> [Activity] Each entry below must be repeated exactly. Leave the pictures out of it.

> [Dataset entries]
□ □ □ □ □
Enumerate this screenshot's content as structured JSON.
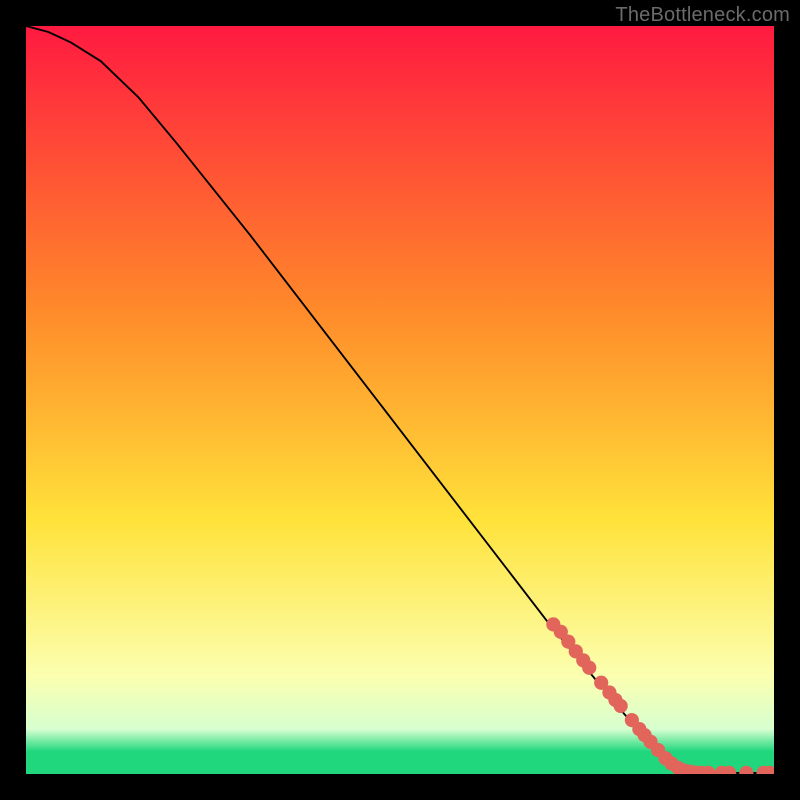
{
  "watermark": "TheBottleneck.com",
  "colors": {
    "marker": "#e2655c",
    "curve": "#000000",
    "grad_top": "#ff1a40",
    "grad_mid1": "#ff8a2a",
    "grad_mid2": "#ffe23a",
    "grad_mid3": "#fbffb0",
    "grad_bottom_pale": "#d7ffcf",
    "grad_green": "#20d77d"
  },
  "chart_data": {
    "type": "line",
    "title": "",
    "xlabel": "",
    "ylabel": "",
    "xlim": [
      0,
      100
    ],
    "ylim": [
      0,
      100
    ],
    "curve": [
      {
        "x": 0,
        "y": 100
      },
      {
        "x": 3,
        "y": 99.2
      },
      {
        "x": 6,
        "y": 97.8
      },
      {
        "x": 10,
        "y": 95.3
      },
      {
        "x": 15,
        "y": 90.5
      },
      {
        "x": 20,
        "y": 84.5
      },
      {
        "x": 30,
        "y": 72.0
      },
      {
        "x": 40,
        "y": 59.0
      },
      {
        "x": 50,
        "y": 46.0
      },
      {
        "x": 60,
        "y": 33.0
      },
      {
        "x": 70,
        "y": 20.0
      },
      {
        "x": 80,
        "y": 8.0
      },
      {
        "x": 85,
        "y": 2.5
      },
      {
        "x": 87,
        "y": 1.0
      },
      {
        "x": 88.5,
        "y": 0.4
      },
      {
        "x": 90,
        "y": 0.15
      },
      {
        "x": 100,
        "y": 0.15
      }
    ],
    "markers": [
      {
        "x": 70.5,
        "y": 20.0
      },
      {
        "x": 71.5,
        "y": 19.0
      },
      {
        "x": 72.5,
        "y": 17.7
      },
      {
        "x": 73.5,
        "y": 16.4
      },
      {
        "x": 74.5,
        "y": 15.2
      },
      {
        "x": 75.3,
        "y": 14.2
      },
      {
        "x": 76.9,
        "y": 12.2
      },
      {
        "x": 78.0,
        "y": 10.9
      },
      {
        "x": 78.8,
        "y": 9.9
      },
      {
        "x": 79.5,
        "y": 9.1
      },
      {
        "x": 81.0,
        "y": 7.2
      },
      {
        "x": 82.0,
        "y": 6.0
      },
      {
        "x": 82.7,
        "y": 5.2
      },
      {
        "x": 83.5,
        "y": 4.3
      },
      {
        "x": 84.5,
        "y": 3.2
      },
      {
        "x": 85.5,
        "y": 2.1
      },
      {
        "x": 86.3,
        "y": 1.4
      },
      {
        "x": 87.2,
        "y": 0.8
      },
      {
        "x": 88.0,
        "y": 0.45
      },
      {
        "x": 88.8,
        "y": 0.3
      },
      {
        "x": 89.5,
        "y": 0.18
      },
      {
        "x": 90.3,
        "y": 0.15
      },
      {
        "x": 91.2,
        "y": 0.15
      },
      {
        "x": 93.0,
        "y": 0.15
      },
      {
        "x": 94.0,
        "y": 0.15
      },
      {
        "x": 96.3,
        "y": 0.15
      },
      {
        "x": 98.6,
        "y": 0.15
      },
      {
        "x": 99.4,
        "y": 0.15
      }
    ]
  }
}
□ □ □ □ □
> [Answer for the task]
Enumerate this screenshot's content as structured JSON.
{
  "watermark": "TheBottleneck.com",
  "colors": {
    "marker": "#e2655c",
    "curve": "#000000",
    "grad_top": "#ff1a40",
    "grad_mid1": "#ff8a2a",
    "grad_mid2": "#ffe23a",
    "grad_mid3": "#fbffb0",
    "grad_bottom_pale": "#d7ffcf",
    "grad_green": "#20d77d"
  },
  "chart_data": {
    "type": "line",
    "title": "",
    "xlabel": "",
    "ylabel": "",
    "xlim": [
      0,
      100
    ],
    "ylim": [
      0,
      100
    ],
    "curve": [
      {
        "x": 0,
        "y": 100
      },
      {
        "x": 3,
        "y": 99.2
      },
      {
        "x": 6,
        "y": 97.8
      },
      {
        "x": 10,
        "y": 95.3
      },
      {
        "x": 15,
        "y": 90.5
      },
      {
        "x": 20,
        "y": 84.5
      },
      {
        "x": 30,
        "y": 72.0
      },
      {
        "x": 40,
        "y": 59.0
      },
      {
        "x": 50,
        "y": 46.0
      },
      {
        "x": 60,
        "y": 33.0
      },
      {
        "x": 70,
        "y": 20.0
      },
      {
        "x": 80,
        "y": 8.0
      },
      {
        "x": 85,
        "y": 2.5
      },
      {
        "x": 87,
        "y": 1.0
      },
      {
        "x": 88.5,
        "y": 0.4
      },
      {
        "x": 90,
        "y": 0.15
      },
      {
        "x": 100,
        "y": 0.15
      }
    ],
    "markers": [
      {
        "x": 70.5,
        "y": 20.0
      },
      {
        "x": 71.5,
        "y": 19.0
      },
      {
        "x": 72.5,
        "y": 17.7
      },
      {
        "x": 73.5,
        "y": 16.4
      },
      {
        "x": 74.5,
        "y": 15.2
      },
      {
        "x": 75.3,
        "y": 14.2
      },
      {
        "x": 76.9,
        "y": 12.2
      },
      {
        "x": 78.0,
        "y": 10.9
      },
      {
        "x": 78.8,
        "y": 9.9
      },
      {
        "x": 79.5,
        "y": 9.1
      },
      {
        "x": 81.0,
        "y": 7.2
      },
      {
        "x": 82.0,
        "y": 6.0
      },
      {
        "x": 82.7,
        "y": 5.2
      },
      {
        "x": 83.5,
        "y": 4.3
      },
      {
        "x": 84.5,
        "y": 3.2
      },
      {
        "x": 85.5,
        "y": 2.1
      },
      {
        "x": 86.3,
        "y": 1.4
      },
      {
        "x": 87.2,
        "y": 0.8
      },
      {
        "x": 88.0,
        "y": 0.45
      },
      {
        "x": 88.8,
        "y": 0.3
      },
      {
        "x": 89.5,
        "y": 0.18
      },
      {
        "x": 90.3,
        "y": 0.15
      },
      {
        "x": 91.2,
        "y": 0.15
      },
      {
        "x": 93.0,
        "y": 0.15
      },
      {
        "x": 94.0,
        "y": 0.15
      },
      {
        "x": 96.3,
        "y": 0.15
      },
      {
        "x": 98.6,
        "y": 0.15
      },
      {
        "x": 99.4,
        "y": 0.15
      }
    ]
  }
}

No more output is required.